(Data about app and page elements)
BEGIN
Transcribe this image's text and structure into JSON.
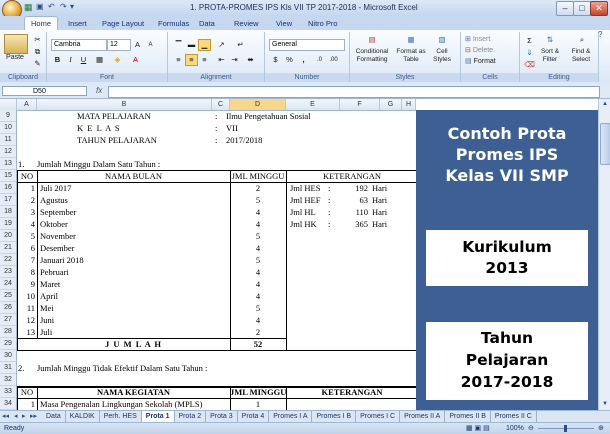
{
  "window": {
    "title": "1. PROTA-PROMES IPS Kls VII TP 2017-2018 - Microsoft Excel"
  },
  "ribbon": {
    "tabs": [
      "Home",
      "Insert",
      "Page Layout",
      "Formulas",
      "Data",
      "Review",
      "View",
      "Nitro Pro"
    ],
    "active_tab": "Home",
    "groups": {
      "clipboard": "Clipboard",
      "font": "Font",
      "alignment": "Alignment",
      "number": "Number",
      "styles": "Styles",
      "cells": "Cells",
      "editing": "Editing"
    },
    "paste_label": "Paste",
    "font_name": "Cambria",
    "font_size": "12",
    "number_format": "General",
    "conditional_formatting": "Conditional Formatting",
    "format_as_table": "Format as Table",
    "cell_styles": "Cell Styles",
    "insert": "Insert",
    "delete": "Delete",
    "format": "Format",
    "sort_filter": "Sort & Filter",
    "find_select": "Find & Select",
    "bold": "B",
    "italic": "I",
    "underline": "U",
    "percent": "%",
    "comma": ",",
    "sigma": "Σ"
  },
  "formula_bar": {
    "name_box": "D50",
    "fx": "fx",
    "content": ""
  },
  "columns": [
    "A",
    "B",
    "C",
    "D",
    "E",
    "F",
    "G",
    "H"
  ],
  "rows": [
    "9",
    "10",
    "11",
    "12",
    "13",
    "15",
    "16",
    "17",
    "18",
    "19",
    "20",
    "21",
    "22",
    "23",
    "24",
    "25",
    "26",
    "27",
    "28",
    "29",
    "30",
    "31",
    "32",
    "33",
    "34"
  ],
  "sheet": {
    "r9": {
      "label": "MATA PELAJARAN",
      "sep": ":",
      "value": "Ilmu Pengetahuan Sosial"
    },
    "r10": {
      "label": "K E L A S",
      "sep": ":",
      "value": "VII"
    },
    "r11": {
      "label": "TAHUN PELAJARAN",
      "sep": ":",
      "value": "2017/2018"
    },
    "r13": {
      "num": "1.",
      "text": "Jumlah Minggu Dalam Satu Tahun :"
    },
    "table1_headers": {
      "no": "NO",
      "bulan": "NAMA BULAN",
      "jml": "JML MINGGU",
      "ket": "KETERANGAN"
    },
    "table1_rows": [
      {
        "no": "1",
        "bulan": "Juli 2017",
        "jml": "2"
      },
      {
        "no": "2",
        "bulan": "Agustus",
        "jml": "5"
      },
      {
        "no": "3",
        "bulan": "September",
        "jml": "4"
      },
      {
        "no": "4",
        "bulan": "Oktober",
        "jml": "4"
      },
      {
        "no": "5",
        "bulan": "November",
        "jml": "5"
      },
      {
        "no": "6",
        "bulan": "Desember",
        "jml": "4"
      },
      {
        "no": "7",
        "bulan": "Januari 2018",
        "jml": "5"
      },
      {
        "no": "8",
        "bulan": "Pebruari",
        "jml": "4"
      },
      {
        "no": "9",
        "bulan": "Maret",
        "jml": "4"
      },
      {
        "no": "10",
        "bulan": "April",
        "jml": "4"
      },
      {
        "no": "11",
        "bulan": "Mei",
        "jml": "5"
      },
      {
        "no": "12",
        "bulan": "Juni",
        "jml": "4"
      },
      {
        "no": "13",
        "bulan": "Juli",
        "jml": "2"
      }
    ],
    "keterangan": [
      {
        "label": "Jml HES",
        "sep": ":",
        "value": "192",
        "unit": "Hari"
      },
      {
        "label": "Jml HEF",
        "sep": ":",
        "value": "63",
        "unit": "Hari"
      },
      {
        "label": "Jml HL",
        "sep": ":",
        "value": "110",
        "unit": "Hari"
      },
      {
        "label": "Jml HK",
        "sep": ":",
        "value": "365",
        "unit": "Hari"
      }
    ],
    "total_label": "J U M L A H",
    "total_value": "52",
    "r31": {
      "num": "2.",
      "text": "Jumlah Minggu Tidak Efektif Dalam Satu Tahun :"
    },
    "table2_headers": {
      "no": "NO",
      "kegiatan": "NAMA KEGIATAN",
      "jml": "JML MINGGU",
      "ket": "KETERANGAN"
    },
    "table2_rows": [
      {
        "no": "1",
        "kegiatan": "Masa Pengenalan Lingkungan Sekolah (MPLS)",
        "jml": "1"
      }
    ]
  },
  "banner": {
    "line1": "Contoh Prota",
    "line2": "Promes IPS",
    "line3": "Kelas VII SMP",
    "line4": "Kurikulum",
    "line5": "2013",
    "line6": "Tahun",
    "line7": "Pelajaran",
    "line8": "2017-2018",
    "bg_color": "#3d5f93"
  },
  "sheet_tabs": [
    "Data",
    "KALDIK",
    "Perh. HES",
    "Prota 1",
    "Prota 2",
    "Prota 3",
    "Prota 4",
    "Promes I A",
    "Promes I B",
    "Promes I C",
    "Promes II A",
    "Promes II B",
    "Promes II C"
  ],
  "active_sheet_tab": "Prota 1",
  "status": {
    "ready": "Ready",
    "zoom": "100%"
  }
}
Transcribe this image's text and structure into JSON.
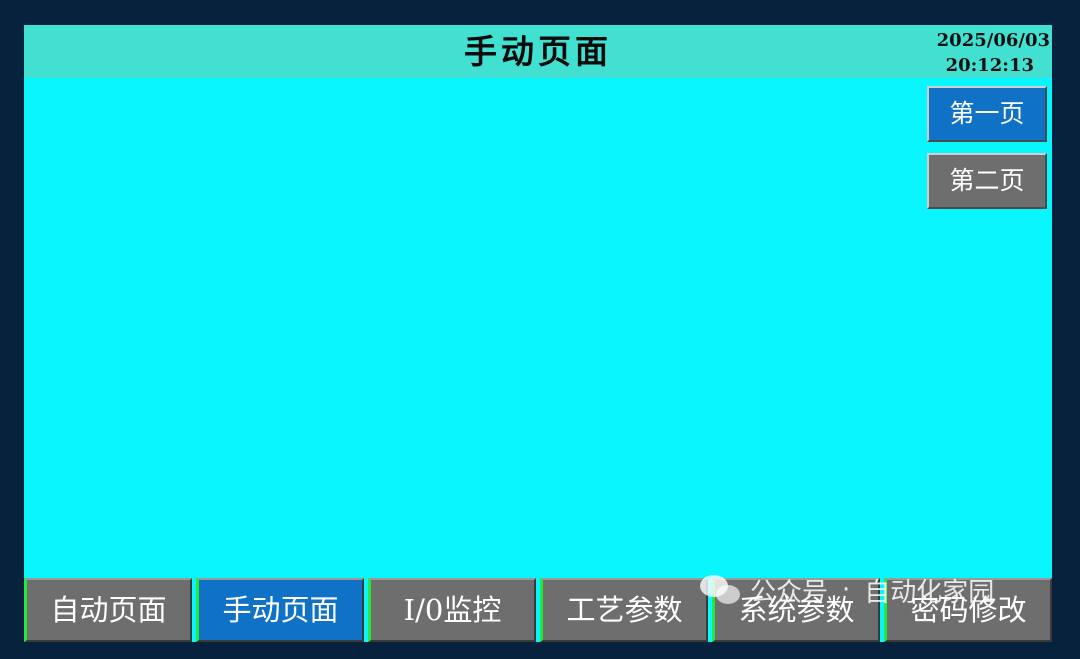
{
  "header": {
    "title": "手动页面",
    "date": "2025/06/03",
    "time": "20:12:13"
  },
  "side_buttons": [
    {
      "label": "第一页",
      "active": true
    },
    {
      "label": "第二页",
      "active": false
    }
  ],
  "nav": [
    {
      "label": "自动页面",
      "active": false
    },
    {
      "label": "手动页面",
      "active": true
    },
    {
      "label": "I/0监控",
      "active": false
    },
    {
      "label": "工艺参数",
      "active": false
    },
    {
      "label": "系统参数",
      "active": false
    },
    {
      "label": "密码修改",
      "active": false
    }
  ],
  "watermark": {
    "account_label": "公众号",
    "separator": "·",
    "name": "自动化家园",
    "icon": "wechat-icon"
  },
  "colors": {
    "background": "#0af6ff",
    "header": "#42e0d0",
    "button_active": "#0f72c7",
    "button_inactive": "#6e6e6e",
    "nav_accent": "#27e83c",
    "frame": "#06223d"
  }
}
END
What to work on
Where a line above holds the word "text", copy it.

Reply
Transcribe this image's text and structure into JSON.
      "text": "Jumlah Minggu Dalam Satu Tahun :"
      "text": "Jumlah Minggu Tidak Efektif Dalam Satu Tahun :"
Transcribe this image's text and structure into JSON.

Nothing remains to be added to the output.